The discovery of the skull of a 4-6 year old child has given the archaeologists of the Rising Star caves very interesting new information.
In South Africa, historical research on the origin of humanity has increased significantly, especially after the discovery of the cave system called the "Rising Star".
At this point, a short distance from Johannesburg, archaeologists were able to recover more than 2.000 skeleton fragments, including the very special skull.
Let's see in detail what happened and what those directly involved think of this new exciting discovery.
The Johannesburg Skull
Unfortunately, the child's skull is only partial. A few crucial points are missing, and the archaeologists are trying to reconstruct the whole figure.
From what we know, the child belongs to the Homo Naledi group, already present inside the caves. The Rising Star system has existed since 2013 and, to date, has allowed the discovery of many different fragments. Indeed, the site is now considered to be one of the richest in fossils ever found in Africa.
The skeleton appears to be 250.000 years old, and its perfect preservation is incredible. This finding is so special because, in all previous studies, only the teeth and parts of the lower jaw of the children were identified.

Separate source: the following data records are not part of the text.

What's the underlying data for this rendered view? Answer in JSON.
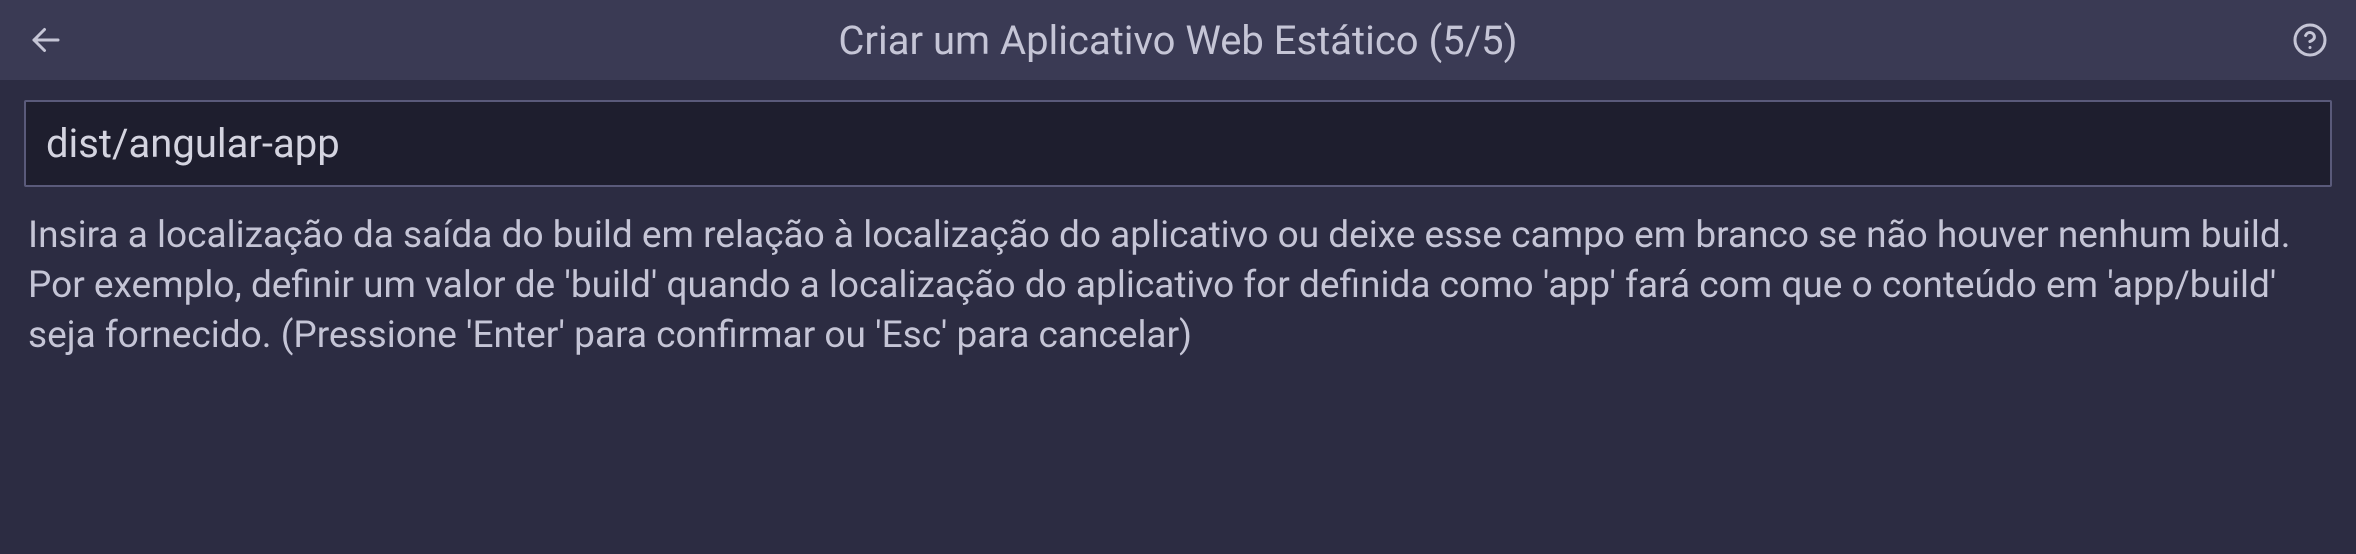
{
  "header": {
    "title": "Criar um Aplicativo Web Estático (5/5)"
  },
  "input": {
    "value": "dist/angular-app"
  },
  "helpText": "Insira a localização da saída do build em relação à localização do aplicativo ou deixe esse campo em branco se não houver nenhum build. Por exemplo, definir um valor de 'build' quando a localização do aplicativo for definida como 'app' fará com que o conteúdo em 'app/build' seja fornecido. (Pressione 'Enter' para confirmar ou 'Esc' para cancelar)"
}
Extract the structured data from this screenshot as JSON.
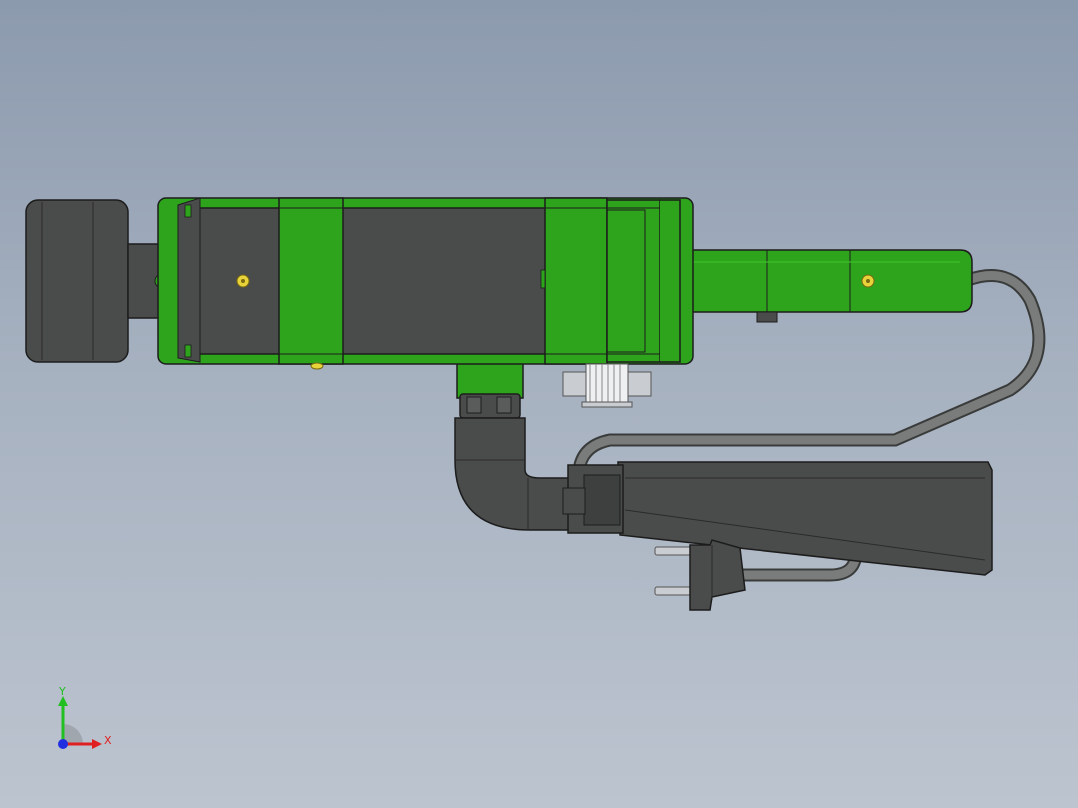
{
  "viewport": {
    "background_top": "#8c9aae",
    "background_bottom": "#bcc4cf"
  },
  "model": {
    "body_color": "#4a4c4b",
    "accent_color": "#2ea31c",
    "hose_color": "#6a6c6b",
    "screw_color": "#e8d33a",
    "parts": [
      "motor-housing",
      "end-cap",
      "green-band-front",
      "green-band-rear",
      "heater-tube",
      "nozzle-elbow",
      "handle",
      "power-cable",
      "power-plug",
      "belt-pulley"
    ]
  },
  "triad": {
    "y_label": "Y",
    "x_label": "X",
    "x_color": "#e02020",
    "y_color": "#20c020",
    "z_color": "#2030e0"
  }
}
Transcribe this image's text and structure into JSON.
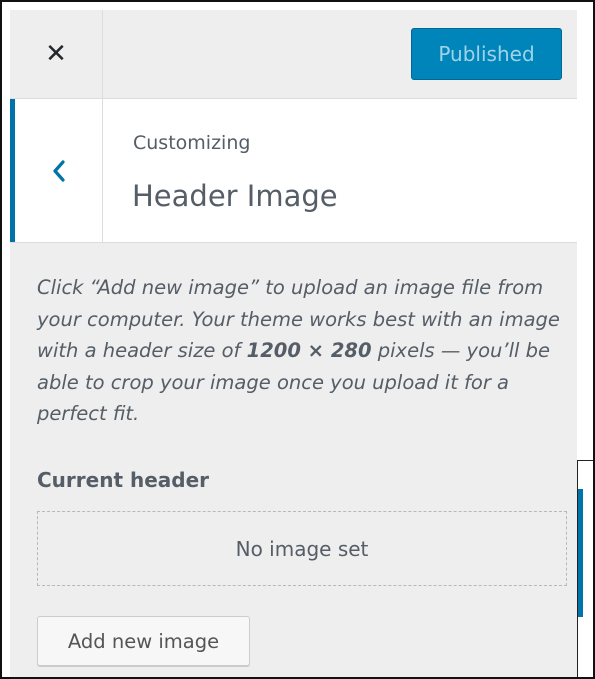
{
  "topbar": {
    "close_icon": "close-icon",
    "close_glyph": "✕",
    "publish_label": "Published"
  },
  "section": {
    "back_icon": "chevron-left-icon",
    "eyebrow": "Customizing",
    "title": "Header Image"
  },
  "description": {
    "part1": "Click “Add new image” to upload an image file from your computer. Your theme works best with an image with a header size of ",
    "size_strong": "1200 × 280",
    "part2": " pixels — you’ll be able to crop your image once you upload it for a perfect fit."
  },
  "current_header": {
    "label": "Current header",
    "placeholder_text": "No image set"
  },
  "add_button_label": "Add new image",
  "colors": {
    "accent": "#0073aa",
    "publish_bg": "#0085ba",
    "panel_bg": "#eeeeee",
    "text": "#555d66"
  }
}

Now, however, it is possible to analyze an entire skull, observing the shape of the head of younger individuals.
Darryl de Ruiter, professor and chief of anthropology at Texas A&M University, briefly described the moment of the find, stating that: “There were no replicating parts when we reassembled the skull and many of the reassembled fragments, indicating that they all came from a single child ".
The skull found near Johannesburg is called "Leti", which in the Setswana tribal language means "the lost".
Archaeologists managed to reconstruct much of the skull thanks to the presence of 28 different fragments and 6 teeth. The sheer amount of finds surprised the team of researchers, who usually can't find juvenile remains.
In most cases, the bones of the little ones tend to be particularly fragile and uncover over time. Leti is a very rare specimen, which deserves to receive the right attention.
Juliet Brophy, the researcher who conducted the study on the condition of Leti's skull and teeth, also agrees.
"This is the first partial skull of a Homo Naledi child still recovered and this begins to give us an idea of all stages in the life of this extraordinary species."
The discovery of the skull of Leti allows us to know something more about the primitive species of Homo Naledi. Researchers will thus have the opportunity to deepen the dynamics of time and understand the culture of primitive man and what allowed him to live.
The mystery of the discovery
A little mystery hides behind the discovery of Leti's skull.
More than a mystery, it is possible to speak of curiosity. Archaeologists still wonder how the little boy managed to reach such a remote and inaccessible part of the cave system.
The remains of Leti were in fact found in a passage only a few centimeters wide, and without the proximity of any part of the body. There are no traces of damage or particular blows along the skull, so it is likely that the other members of the species were involved in the displacement of the skeleton.
The work of archaeologists inside the Rising Star caves continues to this day, with the aim of unearthing incredible new finds. Some chambers, not yet analyzed by the team, may hide other remains of Homo Naledi, and it's good to take a closer look.
"The discovery of a single skull of a child, in such a remote location within the cave system, adds to the mystery of how these numerous remains came to be in these remote and dark spaces of the Rising Star cave system," he says. Berger. "It's just another puzzle among the many surrounding this fascinating extinct human relative."
A systematic review appears in the journal PaleoAnthropology.
Photos: Texas A & M University